Records shown:
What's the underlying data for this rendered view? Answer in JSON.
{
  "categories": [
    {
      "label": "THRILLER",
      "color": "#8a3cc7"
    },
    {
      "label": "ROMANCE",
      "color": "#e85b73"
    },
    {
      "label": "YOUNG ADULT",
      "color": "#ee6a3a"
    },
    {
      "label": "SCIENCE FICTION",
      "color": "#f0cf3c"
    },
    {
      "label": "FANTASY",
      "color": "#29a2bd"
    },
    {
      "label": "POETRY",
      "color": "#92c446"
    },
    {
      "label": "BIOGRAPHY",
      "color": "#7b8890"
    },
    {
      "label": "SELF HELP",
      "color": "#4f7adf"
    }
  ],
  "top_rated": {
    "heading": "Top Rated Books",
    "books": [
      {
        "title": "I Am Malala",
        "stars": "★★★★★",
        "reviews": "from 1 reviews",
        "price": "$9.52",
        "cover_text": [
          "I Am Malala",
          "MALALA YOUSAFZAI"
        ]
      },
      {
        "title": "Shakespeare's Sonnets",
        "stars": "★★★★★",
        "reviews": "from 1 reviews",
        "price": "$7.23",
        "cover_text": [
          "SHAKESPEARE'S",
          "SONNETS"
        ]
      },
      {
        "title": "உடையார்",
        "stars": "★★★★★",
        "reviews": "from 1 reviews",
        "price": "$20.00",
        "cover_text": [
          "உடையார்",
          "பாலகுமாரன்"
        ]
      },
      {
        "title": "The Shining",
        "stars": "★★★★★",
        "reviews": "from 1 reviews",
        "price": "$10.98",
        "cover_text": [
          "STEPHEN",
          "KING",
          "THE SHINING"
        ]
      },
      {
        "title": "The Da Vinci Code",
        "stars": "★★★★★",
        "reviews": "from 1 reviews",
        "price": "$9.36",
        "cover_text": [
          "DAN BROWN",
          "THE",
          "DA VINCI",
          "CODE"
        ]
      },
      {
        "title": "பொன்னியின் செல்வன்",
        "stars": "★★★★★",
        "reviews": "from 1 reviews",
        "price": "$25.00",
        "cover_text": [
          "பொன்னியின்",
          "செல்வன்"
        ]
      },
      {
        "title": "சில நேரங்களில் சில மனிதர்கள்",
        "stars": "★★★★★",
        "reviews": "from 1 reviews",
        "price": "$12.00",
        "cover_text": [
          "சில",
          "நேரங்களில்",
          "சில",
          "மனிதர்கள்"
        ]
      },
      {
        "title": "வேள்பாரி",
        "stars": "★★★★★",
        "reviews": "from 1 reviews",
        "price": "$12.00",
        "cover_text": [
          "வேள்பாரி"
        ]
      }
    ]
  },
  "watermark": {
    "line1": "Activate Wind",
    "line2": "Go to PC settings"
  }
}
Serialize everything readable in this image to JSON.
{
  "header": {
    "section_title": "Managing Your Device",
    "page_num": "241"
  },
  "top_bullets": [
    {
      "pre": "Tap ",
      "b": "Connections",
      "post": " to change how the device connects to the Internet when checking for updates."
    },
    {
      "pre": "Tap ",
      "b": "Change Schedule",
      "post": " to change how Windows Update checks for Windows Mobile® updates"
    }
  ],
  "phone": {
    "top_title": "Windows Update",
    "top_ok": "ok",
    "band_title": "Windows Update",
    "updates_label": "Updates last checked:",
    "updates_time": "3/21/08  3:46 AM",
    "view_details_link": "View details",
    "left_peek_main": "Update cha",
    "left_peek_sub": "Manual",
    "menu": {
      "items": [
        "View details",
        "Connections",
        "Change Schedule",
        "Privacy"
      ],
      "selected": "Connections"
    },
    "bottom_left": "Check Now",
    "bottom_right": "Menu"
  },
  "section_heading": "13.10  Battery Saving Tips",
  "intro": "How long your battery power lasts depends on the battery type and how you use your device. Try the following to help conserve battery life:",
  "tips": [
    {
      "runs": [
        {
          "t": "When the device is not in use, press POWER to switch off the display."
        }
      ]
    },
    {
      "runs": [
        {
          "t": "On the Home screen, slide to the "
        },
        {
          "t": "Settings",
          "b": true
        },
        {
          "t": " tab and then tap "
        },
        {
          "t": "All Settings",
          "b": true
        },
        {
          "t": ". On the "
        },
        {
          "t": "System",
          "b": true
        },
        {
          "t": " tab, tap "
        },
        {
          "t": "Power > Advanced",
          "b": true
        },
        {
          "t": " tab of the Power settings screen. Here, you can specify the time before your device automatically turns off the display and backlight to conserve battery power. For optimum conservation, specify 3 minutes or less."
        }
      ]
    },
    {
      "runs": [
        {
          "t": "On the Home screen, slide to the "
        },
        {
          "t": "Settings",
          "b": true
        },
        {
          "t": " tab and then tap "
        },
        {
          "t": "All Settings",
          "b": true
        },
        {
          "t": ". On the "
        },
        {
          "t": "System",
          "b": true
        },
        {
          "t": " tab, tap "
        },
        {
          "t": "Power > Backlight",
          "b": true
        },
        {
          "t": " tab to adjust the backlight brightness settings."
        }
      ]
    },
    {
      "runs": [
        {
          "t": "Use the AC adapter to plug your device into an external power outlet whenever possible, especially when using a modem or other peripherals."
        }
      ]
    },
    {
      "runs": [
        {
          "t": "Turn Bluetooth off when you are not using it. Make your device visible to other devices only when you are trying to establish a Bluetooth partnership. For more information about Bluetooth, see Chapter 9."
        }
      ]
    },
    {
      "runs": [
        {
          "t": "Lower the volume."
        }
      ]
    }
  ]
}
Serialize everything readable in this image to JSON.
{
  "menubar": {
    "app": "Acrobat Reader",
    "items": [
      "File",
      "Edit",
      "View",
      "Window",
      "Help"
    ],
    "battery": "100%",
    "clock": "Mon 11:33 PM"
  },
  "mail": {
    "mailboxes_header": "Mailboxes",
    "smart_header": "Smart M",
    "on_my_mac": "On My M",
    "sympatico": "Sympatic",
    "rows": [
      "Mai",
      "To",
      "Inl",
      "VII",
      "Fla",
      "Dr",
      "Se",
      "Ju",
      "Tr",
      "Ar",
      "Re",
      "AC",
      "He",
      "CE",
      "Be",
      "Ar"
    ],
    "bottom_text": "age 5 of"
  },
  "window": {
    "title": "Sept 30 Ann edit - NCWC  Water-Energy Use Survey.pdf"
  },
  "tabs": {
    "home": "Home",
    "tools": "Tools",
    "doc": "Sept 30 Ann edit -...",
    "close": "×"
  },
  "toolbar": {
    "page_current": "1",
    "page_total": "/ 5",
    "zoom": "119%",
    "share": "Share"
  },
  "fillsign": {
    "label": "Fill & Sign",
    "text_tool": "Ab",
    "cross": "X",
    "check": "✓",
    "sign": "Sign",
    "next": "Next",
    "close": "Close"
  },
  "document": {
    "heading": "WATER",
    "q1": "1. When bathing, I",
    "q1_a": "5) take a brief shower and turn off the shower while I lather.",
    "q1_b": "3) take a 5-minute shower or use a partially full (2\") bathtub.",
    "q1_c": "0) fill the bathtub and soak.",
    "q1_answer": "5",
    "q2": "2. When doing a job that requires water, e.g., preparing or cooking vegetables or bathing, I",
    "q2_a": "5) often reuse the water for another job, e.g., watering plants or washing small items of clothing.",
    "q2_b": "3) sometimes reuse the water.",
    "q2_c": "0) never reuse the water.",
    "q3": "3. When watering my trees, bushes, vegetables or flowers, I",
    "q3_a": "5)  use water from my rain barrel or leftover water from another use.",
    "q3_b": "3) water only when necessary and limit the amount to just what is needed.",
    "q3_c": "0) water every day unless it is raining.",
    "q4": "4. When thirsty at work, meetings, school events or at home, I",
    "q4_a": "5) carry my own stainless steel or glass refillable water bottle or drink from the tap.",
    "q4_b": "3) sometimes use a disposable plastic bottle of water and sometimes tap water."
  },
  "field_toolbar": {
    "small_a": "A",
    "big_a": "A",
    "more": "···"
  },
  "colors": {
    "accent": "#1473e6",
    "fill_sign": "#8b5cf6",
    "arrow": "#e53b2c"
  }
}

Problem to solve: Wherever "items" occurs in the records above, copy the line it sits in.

Answer section:
      "items": [
    "items": [
    "q2_a": "5) often reuse the water for another job, e.g., watering plants or washing small items of clothing.",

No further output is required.